But suddenly the accusations ceased. Jesus and the three disciples were seen approaching, and with a quick revulsion of feeling the people turned to meet them. The night of communion with the heavenly glory had left its trace upon the Saviour and His companions. Upon their countenances was a light that awed the beholders. The scribes drew back in fear, while the people welcomed Jesus. DA 427.3Read in context »
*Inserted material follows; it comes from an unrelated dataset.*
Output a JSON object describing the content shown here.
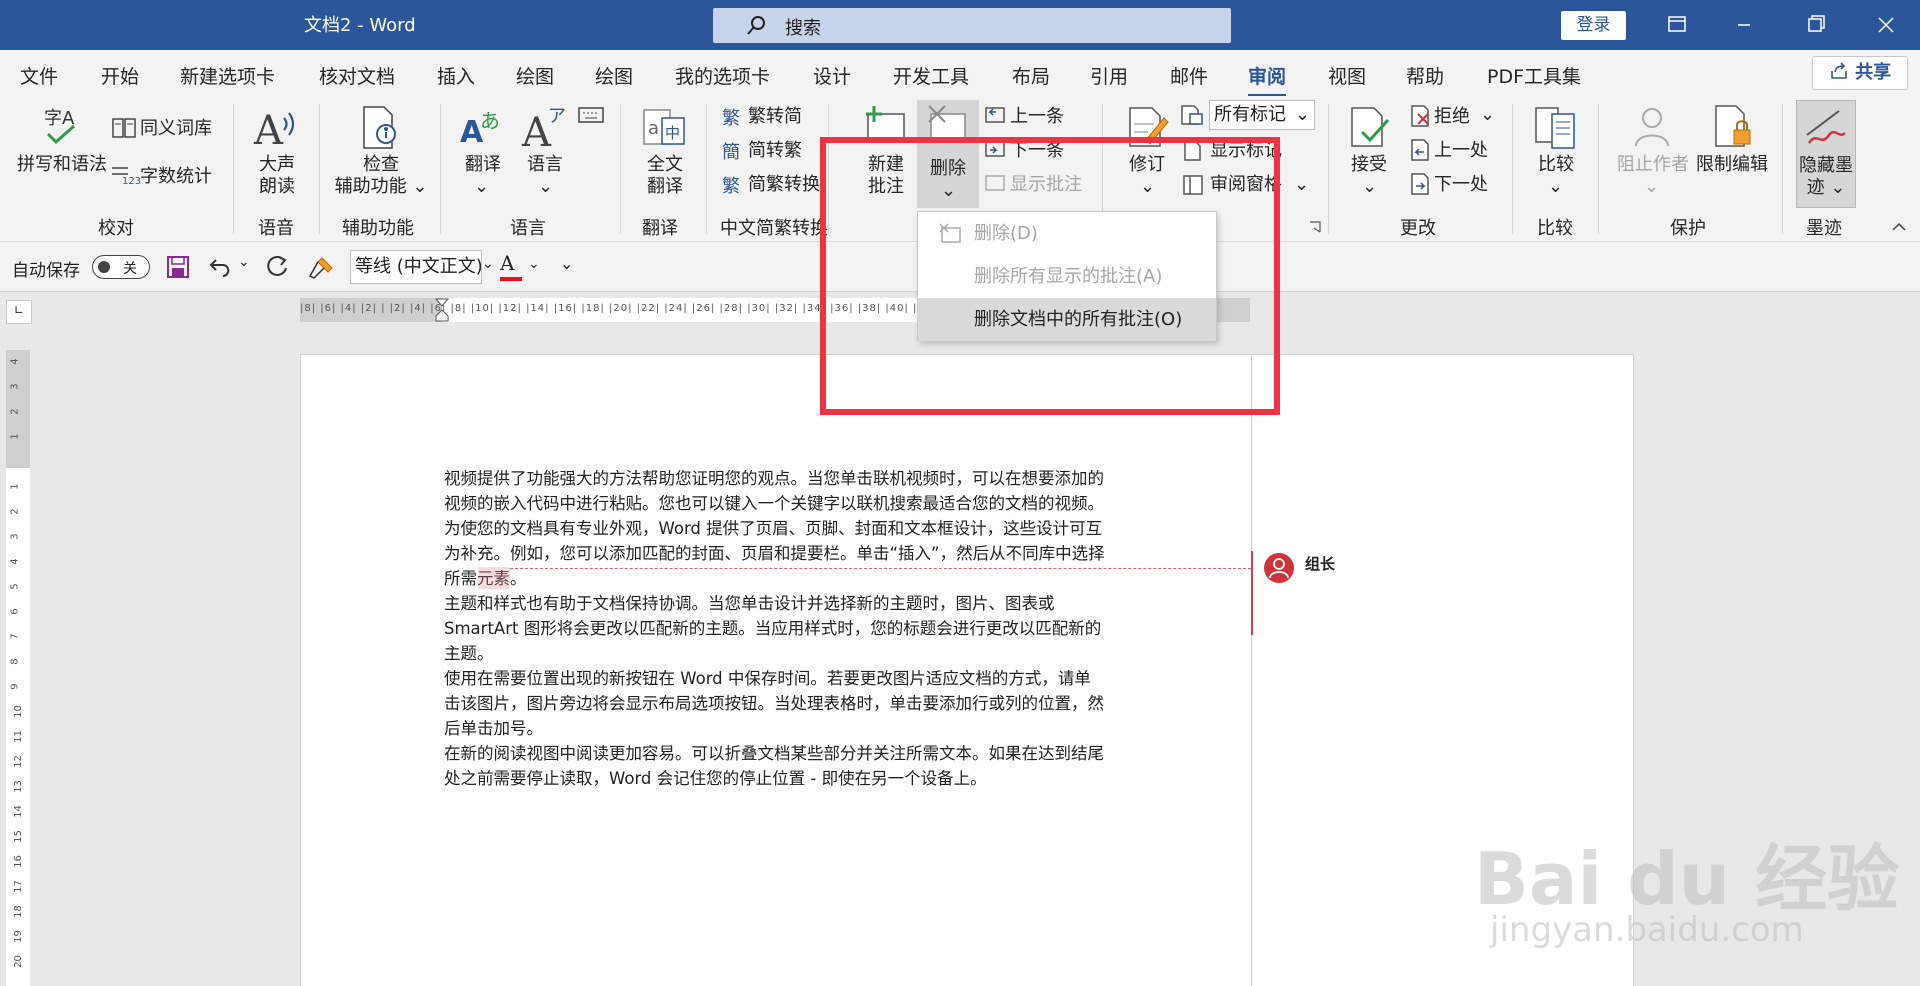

The Lord's work is one, and His people are to be one. He has not directed that any one feature of the message should be carried on independently or become all-absorbing. In all His labors He united the medical missionary work with the ministry of the word. He sent out the twelve apostles, and afterward the seventy, to preach the gospel to the people, and He gave them power also to heal the sick and to cast out devils in His name. Thus should the Lord's messengers enter His work today. Today the message comes to us: “As My Father hath sent Me, even so send I you. And when He had said this, He breathed on them, and saith unto them, Receive ye the Holy Ghost.” John 20:21, 22. 6T 292.1
Satan will invent every possible scheme to separate those whom God is seeking to make one. But we must not be misled by his devices. If the medical missionary work is carried on as a part of the gospel, worldlings will see the good that is being done; they will be convicted of its genuineness and will give it their support. 6T 292.2Read in context »
Every human being, in body, soul, and spirit, is the property of God. Christ died to redeem all. Nothing can be more offensive to God than for men, through religious bigotry, to bring suffering upon those who are the purchase of the Saviour's blood. DA 488.1
“And He arose from thence, and cometh into the coasts of Judea by the farther side of Jordan: and the people resort unto Him again; and, as He was wont, He taught them again.” Mark 10:1. DA 488.2
A considerable part of the closing months of Christ's ministry was spent in Perea, the province on “the farther side of Jordan” from Judea. Here the multitude thronged His steps, as in His early ministry in Galilee, and much of His former teaching was repeated. DA 488.3Read in context »
The apostles were members of the family of Jesus, and they had accompanied Him as He traveled on foot through Galilee. They had shared with Him the toils and hardships that overtook them. They had listened to His discourses, they had walked and talked with the Son of God, and from His daily instruction they had learned how to work for the elevation of humanity. As Jesus ministered to the vast multitudes that gathered about Him, His disciples were in attendance, eager to do His bidding and to lighten His labor. They assisted in arranging the people, bringing the afflicted ones to the Saviour, and promoting the comfort of all. They watched for interested hearers, explained the Scriptures to them, and in various ways worked for their spiritual benefit. They taught what they had learned of Jesus, and were every day obtaining a rich experience. But they needed also an experience in laboring alone. They were still in need of much instruction, great patience and tenderness. Now, while He was personally with them, to point out their errors, and counsel and correct them, the Saviour sent them forth as His representatives. DA 349.1Read in context »